Task statement | Find every line of the records that has "title" and return it.

Records from a data collection
++++++++++

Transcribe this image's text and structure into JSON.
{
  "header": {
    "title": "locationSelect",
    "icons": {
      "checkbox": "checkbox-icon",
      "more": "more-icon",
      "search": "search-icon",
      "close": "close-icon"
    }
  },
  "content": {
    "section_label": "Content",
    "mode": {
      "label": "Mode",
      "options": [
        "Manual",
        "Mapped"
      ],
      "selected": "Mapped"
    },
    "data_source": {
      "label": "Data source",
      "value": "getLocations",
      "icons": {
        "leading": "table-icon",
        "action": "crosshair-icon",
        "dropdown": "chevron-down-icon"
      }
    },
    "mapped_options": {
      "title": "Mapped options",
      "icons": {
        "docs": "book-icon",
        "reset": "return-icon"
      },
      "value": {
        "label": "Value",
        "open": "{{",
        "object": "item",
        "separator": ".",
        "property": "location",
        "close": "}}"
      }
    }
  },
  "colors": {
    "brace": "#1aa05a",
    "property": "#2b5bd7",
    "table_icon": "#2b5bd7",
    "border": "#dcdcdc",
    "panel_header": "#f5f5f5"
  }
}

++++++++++

Written response |
    "title": "locationSelect",
      "title": "Mapped options",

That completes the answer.